Treatment of colon cancer depends upon the stage of cancer, i.e. stage 1, 2, 3, or 4. Treatment for the last stage includes a combination of surgery, biological therapy, radiotherapy, and chemotherapy.
Colon cancer, also referred to as colorectal cancer, initiates in the glands in the colon lining or large intestine; or in the rectum, which is the end of the colon. It spreads in 5 stages, out of which stage 0 is the first, and stage 4 is the last. Stage 4 needs more attention, and an advanced treatment which consists of therapies and medication. This cancer spreads very slowly and gradually. It establishes as noncancerous polyps, which gradually grows into cancerous growth.

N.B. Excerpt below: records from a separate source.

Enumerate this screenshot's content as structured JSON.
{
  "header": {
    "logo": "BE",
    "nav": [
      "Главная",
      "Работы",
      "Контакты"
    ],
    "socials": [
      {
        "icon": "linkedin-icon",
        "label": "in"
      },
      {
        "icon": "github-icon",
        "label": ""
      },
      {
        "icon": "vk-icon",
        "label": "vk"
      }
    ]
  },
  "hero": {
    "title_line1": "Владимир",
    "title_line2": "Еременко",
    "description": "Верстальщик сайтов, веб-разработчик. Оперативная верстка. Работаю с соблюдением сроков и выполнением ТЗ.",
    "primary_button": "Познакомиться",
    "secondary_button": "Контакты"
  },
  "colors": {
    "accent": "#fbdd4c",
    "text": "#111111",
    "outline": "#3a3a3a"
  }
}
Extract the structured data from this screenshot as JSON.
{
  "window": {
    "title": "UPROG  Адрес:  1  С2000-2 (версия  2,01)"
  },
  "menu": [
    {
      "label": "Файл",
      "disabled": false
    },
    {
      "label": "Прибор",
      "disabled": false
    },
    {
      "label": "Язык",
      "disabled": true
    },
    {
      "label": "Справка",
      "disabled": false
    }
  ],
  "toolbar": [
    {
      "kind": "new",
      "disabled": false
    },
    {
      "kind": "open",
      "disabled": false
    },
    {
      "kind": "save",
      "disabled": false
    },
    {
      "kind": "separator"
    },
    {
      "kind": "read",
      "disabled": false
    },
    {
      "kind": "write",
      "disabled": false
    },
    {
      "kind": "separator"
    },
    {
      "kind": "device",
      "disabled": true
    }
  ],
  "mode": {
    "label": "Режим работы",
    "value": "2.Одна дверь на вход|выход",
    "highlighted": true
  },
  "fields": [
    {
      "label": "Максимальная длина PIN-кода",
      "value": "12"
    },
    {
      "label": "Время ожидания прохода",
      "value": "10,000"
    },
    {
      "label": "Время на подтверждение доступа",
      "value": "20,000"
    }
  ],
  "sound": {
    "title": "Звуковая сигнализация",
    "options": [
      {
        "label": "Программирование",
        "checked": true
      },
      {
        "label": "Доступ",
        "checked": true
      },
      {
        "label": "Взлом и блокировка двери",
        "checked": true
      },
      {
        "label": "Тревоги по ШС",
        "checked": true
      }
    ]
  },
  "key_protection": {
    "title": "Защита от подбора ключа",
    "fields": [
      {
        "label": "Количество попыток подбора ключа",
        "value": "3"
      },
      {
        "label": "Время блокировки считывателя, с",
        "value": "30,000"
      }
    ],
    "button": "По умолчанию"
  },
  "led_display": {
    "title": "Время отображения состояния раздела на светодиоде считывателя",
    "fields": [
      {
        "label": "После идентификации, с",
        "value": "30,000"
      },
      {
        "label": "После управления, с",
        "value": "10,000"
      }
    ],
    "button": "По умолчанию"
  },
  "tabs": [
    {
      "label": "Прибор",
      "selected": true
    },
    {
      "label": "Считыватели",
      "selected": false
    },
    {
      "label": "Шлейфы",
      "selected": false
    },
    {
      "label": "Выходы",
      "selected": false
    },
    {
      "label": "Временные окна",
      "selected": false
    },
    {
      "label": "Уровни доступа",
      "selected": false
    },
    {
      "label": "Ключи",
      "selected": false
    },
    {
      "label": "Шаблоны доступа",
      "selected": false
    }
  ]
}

Causes of the cancer may be excess red meat consumption, colorectal polyps, Crohn’s disease, or family history of colon or breast cancer. It can also be caused if other organs of the body have been affected with cancer. The symptoms include stools with blood, anemia, pain in lower abdomen, constipation, diarrhea, or unexplained weight loss.
- If you consult a GP, he may examine your abdomen to see if there is any unnatural growth.
- A fecal occult blood test (FOBT), combined with imaging tests such as sigmoidoscopy or colonoscopy can hint at the condition. However, it should be noted that a positive FOBT doesn’t essentially convey the presence of cancer.
- Lymph node biopsy, and blood tests such as liver function test and complete blood count (CBC), can also be done for detection.
- If the tests mentioned above indicate colon cancer, staging is done to find out the extent of cancer spread. Staging tests include MRI or CT scans of brain, pelvic area, abdomen, or chest.
Stages in Colon Cancer
» Stage 0 or Carcinoma in Situ: Stage 0 shows abnormal cellular growth in innermost layer of colon wall (also called mucosa), which may lead to cancer. This is an early stage of growth.
» Stage 1: Stage 1 indicates that the cancer has spread to the tissue layer under mucosa (submucosa).
» Stage 2: Stage 2 is split into three stages – 2A, 2B, and 2C.
- Stage 2A: Cancer has reached to the outermost layer of colon, also called serosa.
- Stage 2B: Cancer has spread through outermost layer of colon, but has not spread to the other organs in the proximity.
- Stage 2C: Cancer has spread through serosa to the other organs in the proximity.
» Stage 3: Cancer has spread to the lymph node(s) in the vicinity.
» Stage 4: Cancer has spread to the other organs such as ovary, lung, or liver.
- Treatment includes surgery – to remove unwanted cells, chemotherapy – to kill cancer cells and, radiation therapy – to destruct cancerous tissue.
- Stage 0 can be alleviated by colonoscopy, whereas, stages 1, 2, and 3 need complicated surgery.
- Treatment consists of chemotherapy or radiation to the liver, ablation, and cryotherapy.
- In case of stage 4, chemotherapy is used to rectify the symptoms and extend the patient’s life.
- Treatment consists of chemotherapy which can be administered through veins (IV), shots, pills, or injections.
- Radiation therapy may also have to be administered while giving chemotherapy.
- Chemotherapy cycles vary from one day to a week, or more. There is a rest period, of a few weeks or months, between each cycle.
- In prolonged chemotherapy, a catheter is lodged into a vein, close to the heart.
The side effects of chemotherapy may include damage to the healthy cells, along with cancer cells. This may result in pain due to damaged nerves, loss of appetite, weight loss, diarrhea, vomiting, excess bleeding, and vulnerability to infections. These side effects mainly depend upon the cancer type and the drugs administered.
It is very essential to get treated in time, since it is the last stage, and the life expectancy is bleak. So, if you observe any symptoms mentioned above, consult your doctor immediately.
Disclaimer: This HealthHearty article is for informative purposes only, and should not be used as a replacement for expert medical advice.